▸ Exercise brief
Report only the number of lines in the records that contain the word "Student".

(Items from an interface collection)
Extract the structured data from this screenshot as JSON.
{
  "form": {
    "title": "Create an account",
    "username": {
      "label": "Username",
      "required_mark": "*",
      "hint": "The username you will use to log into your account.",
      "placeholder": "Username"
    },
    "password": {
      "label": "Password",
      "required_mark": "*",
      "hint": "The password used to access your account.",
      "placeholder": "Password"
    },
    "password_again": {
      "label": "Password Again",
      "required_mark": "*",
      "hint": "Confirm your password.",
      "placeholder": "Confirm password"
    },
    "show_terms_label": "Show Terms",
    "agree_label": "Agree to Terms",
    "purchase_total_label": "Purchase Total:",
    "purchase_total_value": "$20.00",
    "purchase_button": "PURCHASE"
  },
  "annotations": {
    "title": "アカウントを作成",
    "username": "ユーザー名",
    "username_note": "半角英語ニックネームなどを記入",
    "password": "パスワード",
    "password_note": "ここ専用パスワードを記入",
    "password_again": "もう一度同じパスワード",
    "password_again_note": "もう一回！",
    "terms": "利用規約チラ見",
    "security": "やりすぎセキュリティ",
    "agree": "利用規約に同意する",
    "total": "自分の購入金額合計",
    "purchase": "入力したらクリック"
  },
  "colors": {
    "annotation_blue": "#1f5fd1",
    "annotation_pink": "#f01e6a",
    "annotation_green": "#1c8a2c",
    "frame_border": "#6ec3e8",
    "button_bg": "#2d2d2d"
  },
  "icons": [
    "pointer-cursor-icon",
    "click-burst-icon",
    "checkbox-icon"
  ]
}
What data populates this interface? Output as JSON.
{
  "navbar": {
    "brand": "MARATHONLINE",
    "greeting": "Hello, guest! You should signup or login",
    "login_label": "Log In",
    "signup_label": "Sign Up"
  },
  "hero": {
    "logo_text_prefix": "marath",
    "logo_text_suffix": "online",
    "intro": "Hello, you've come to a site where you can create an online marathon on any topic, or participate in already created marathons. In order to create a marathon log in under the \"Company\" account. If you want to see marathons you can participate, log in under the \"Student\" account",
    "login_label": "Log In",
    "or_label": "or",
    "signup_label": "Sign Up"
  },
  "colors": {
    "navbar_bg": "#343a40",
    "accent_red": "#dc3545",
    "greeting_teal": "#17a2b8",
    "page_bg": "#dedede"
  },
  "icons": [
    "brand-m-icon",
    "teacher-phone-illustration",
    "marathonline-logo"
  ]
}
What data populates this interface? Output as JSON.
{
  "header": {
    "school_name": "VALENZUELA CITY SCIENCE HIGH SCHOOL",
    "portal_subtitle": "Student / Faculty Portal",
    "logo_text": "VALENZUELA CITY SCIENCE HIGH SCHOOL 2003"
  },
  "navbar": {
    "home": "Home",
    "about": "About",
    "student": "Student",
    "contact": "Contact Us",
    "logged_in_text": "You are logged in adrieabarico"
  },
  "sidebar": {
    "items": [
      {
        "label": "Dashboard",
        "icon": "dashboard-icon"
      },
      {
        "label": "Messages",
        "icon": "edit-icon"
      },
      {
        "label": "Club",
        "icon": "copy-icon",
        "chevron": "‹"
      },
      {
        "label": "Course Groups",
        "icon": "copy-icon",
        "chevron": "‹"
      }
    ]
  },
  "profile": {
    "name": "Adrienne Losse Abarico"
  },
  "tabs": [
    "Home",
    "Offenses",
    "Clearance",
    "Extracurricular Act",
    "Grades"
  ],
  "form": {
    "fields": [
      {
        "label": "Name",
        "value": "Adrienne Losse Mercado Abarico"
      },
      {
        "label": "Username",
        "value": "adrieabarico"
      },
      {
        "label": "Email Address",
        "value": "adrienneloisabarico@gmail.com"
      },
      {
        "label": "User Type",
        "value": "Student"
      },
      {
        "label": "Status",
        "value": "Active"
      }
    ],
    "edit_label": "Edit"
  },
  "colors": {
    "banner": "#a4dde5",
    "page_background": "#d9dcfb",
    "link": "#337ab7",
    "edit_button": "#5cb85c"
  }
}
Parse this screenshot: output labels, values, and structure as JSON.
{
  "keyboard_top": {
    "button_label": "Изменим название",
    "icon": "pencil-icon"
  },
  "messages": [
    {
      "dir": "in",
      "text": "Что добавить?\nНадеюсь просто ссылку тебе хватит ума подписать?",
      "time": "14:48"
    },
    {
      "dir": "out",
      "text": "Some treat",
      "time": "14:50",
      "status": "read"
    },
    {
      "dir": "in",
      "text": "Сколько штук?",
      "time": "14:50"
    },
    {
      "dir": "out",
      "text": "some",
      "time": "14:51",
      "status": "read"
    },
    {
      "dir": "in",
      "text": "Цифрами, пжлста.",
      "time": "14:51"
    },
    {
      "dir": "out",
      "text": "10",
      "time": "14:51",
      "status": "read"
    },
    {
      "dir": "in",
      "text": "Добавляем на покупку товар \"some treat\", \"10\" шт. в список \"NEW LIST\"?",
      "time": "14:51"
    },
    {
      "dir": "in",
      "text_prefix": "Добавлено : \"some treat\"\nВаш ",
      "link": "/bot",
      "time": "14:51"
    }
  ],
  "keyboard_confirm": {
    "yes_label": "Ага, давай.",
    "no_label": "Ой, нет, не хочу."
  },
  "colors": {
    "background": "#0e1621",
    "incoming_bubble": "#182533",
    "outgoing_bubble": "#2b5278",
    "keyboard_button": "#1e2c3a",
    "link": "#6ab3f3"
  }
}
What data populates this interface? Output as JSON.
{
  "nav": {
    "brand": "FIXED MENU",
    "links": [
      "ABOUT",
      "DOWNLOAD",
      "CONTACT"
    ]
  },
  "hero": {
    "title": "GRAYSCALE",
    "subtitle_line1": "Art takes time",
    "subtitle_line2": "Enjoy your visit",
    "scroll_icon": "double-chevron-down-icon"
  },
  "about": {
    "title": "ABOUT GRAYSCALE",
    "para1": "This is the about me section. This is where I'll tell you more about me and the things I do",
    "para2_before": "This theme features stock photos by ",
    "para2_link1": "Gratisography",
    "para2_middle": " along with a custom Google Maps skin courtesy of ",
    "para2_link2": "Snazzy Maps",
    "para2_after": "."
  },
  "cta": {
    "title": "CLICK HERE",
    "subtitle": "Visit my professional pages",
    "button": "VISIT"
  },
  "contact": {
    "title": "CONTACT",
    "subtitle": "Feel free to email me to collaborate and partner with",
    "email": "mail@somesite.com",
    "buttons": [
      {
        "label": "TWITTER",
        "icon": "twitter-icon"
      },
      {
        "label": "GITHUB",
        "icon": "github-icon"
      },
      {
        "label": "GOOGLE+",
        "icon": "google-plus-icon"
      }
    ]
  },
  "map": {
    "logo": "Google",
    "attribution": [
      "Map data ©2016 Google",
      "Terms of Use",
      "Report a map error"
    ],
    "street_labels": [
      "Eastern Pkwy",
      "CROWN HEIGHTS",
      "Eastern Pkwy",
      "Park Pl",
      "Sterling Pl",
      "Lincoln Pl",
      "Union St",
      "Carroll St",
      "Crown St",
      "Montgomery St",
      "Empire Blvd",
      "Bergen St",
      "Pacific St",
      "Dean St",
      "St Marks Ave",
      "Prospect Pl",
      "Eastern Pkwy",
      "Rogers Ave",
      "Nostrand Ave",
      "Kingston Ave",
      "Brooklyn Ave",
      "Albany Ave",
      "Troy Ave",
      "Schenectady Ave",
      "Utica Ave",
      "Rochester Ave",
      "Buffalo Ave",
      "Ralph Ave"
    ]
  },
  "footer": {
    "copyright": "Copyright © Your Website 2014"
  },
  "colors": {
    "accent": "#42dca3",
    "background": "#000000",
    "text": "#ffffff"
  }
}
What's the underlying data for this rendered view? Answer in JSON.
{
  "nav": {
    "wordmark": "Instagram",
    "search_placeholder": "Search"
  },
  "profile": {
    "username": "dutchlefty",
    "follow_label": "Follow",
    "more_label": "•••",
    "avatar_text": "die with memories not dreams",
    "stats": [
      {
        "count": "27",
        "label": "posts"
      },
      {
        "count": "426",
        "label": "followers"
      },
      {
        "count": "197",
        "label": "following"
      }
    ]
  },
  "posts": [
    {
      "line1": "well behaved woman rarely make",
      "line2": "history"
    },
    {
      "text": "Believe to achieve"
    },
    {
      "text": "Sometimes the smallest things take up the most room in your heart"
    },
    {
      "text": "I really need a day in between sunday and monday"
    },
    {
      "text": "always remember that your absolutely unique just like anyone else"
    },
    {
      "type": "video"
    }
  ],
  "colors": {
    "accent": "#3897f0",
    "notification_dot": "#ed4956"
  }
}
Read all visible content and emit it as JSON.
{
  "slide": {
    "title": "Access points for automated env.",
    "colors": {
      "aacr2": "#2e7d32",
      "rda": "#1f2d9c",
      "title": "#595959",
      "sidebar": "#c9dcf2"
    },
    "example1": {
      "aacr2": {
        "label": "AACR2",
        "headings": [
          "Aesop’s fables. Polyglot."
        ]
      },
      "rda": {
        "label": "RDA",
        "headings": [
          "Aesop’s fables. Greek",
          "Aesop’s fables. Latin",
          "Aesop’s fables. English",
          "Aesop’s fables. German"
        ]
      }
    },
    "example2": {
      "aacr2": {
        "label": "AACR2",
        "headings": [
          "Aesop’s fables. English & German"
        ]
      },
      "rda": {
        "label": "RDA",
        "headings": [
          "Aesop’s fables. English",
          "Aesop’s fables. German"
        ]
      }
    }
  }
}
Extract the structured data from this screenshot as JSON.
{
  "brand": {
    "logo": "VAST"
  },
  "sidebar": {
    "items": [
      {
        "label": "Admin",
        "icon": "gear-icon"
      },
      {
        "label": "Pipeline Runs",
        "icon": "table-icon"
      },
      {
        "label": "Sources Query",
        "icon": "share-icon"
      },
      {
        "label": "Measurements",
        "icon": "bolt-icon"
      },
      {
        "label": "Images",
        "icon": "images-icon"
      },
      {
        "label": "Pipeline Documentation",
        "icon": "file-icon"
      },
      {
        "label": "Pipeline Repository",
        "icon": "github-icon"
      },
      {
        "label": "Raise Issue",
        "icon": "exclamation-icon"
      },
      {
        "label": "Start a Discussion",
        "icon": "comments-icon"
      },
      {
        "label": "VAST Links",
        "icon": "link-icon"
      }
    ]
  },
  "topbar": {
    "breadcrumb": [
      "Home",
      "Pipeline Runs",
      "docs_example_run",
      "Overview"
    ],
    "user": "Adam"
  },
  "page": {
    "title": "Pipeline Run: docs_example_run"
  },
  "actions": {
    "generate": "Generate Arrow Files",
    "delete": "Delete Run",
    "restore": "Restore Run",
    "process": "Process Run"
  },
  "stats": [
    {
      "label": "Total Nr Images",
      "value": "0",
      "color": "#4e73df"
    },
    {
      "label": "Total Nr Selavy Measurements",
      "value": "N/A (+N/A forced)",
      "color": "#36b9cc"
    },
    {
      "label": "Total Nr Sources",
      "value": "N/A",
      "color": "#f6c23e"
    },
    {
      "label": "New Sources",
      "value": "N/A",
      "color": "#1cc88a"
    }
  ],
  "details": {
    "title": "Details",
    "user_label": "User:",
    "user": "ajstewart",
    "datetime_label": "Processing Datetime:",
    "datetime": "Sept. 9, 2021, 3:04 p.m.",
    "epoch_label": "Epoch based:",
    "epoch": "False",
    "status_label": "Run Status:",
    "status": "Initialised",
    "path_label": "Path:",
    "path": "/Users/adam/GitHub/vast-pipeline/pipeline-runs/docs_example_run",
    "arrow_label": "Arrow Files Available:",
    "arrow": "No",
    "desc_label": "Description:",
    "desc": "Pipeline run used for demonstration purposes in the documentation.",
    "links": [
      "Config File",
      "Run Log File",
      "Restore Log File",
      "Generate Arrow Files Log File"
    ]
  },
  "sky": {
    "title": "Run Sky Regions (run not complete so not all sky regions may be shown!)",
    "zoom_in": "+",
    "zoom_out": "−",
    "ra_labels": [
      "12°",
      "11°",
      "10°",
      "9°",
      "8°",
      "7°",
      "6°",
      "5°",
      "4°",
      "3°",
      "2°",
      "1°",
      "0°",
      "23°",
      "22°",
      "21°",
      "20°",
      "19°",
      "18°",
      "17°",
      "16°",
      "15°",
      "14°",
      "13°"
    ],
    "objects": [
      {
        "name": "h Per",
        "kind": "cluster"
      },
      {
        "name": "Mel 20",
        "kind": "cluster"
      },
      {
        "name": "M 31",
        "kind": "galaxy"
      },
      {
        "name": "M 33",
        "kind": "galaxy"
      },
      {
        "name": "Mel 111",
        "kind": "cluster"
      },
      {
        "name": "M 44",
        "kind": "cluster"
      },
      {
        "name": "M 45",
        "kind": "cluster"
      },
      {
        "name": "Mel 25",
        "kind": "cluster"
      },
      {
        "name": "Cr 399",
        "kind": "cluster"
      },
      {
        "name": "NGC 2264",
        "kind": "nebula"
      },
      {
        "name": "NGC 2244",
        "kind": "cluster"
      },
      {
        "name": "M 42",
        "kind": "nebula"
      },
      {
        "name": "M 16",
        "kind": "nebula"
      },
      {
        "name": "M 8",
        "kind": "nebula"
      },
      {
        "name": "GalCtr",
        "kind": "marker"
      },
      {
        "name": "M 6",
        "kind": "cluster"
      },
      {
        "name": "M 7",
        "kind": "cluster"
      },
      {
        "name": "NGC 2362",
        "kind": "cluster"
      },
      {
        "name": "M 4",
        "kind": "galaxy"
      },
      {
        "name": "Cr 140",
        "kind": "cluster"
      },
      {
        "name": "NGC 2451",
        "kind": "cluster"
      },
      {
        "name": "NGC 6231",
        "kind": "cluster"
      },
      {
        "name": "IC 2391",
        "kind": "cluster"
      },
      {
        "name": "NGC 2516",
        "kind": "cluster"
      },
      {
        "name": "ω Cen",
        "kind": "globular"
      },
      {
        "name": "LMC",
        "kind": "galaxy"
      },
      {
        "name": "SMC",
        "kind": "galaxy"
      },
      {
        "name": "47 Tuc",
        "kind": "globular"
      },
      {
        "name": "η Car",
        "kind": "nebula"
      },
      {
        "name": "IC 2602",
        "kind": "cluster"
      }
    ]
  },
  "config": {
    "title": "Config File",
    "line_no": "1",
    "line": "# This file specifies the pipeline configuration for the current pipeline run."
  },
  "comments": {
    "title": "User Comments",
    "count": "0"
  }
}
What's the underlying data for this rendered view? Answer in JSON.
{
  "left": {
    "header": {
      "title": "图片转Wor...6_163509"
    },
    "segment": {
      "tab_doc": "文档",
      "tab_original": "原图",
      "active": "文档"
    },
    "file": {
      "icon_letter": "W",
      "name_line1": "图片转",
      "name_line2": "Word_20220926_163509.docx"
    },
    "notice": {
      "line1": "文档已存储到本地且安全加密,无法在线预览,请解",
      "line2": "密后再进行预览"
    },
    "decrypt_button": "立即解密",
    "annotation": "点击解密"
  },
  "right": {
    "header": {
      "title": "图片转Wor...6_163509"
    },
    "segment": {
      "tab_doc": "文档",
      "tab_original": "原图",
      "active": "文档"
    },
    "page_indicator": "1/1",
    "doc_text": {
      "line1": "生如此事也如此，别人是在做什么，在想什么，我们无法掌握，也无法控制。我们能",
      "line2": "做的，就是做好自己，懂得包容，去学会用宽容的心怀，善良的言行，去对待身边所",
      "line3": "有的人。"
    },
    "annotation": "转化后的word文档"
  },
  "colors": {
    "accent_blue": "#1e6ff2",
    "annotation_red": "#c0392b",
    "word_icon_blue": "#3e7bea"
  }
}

▸ The answer
4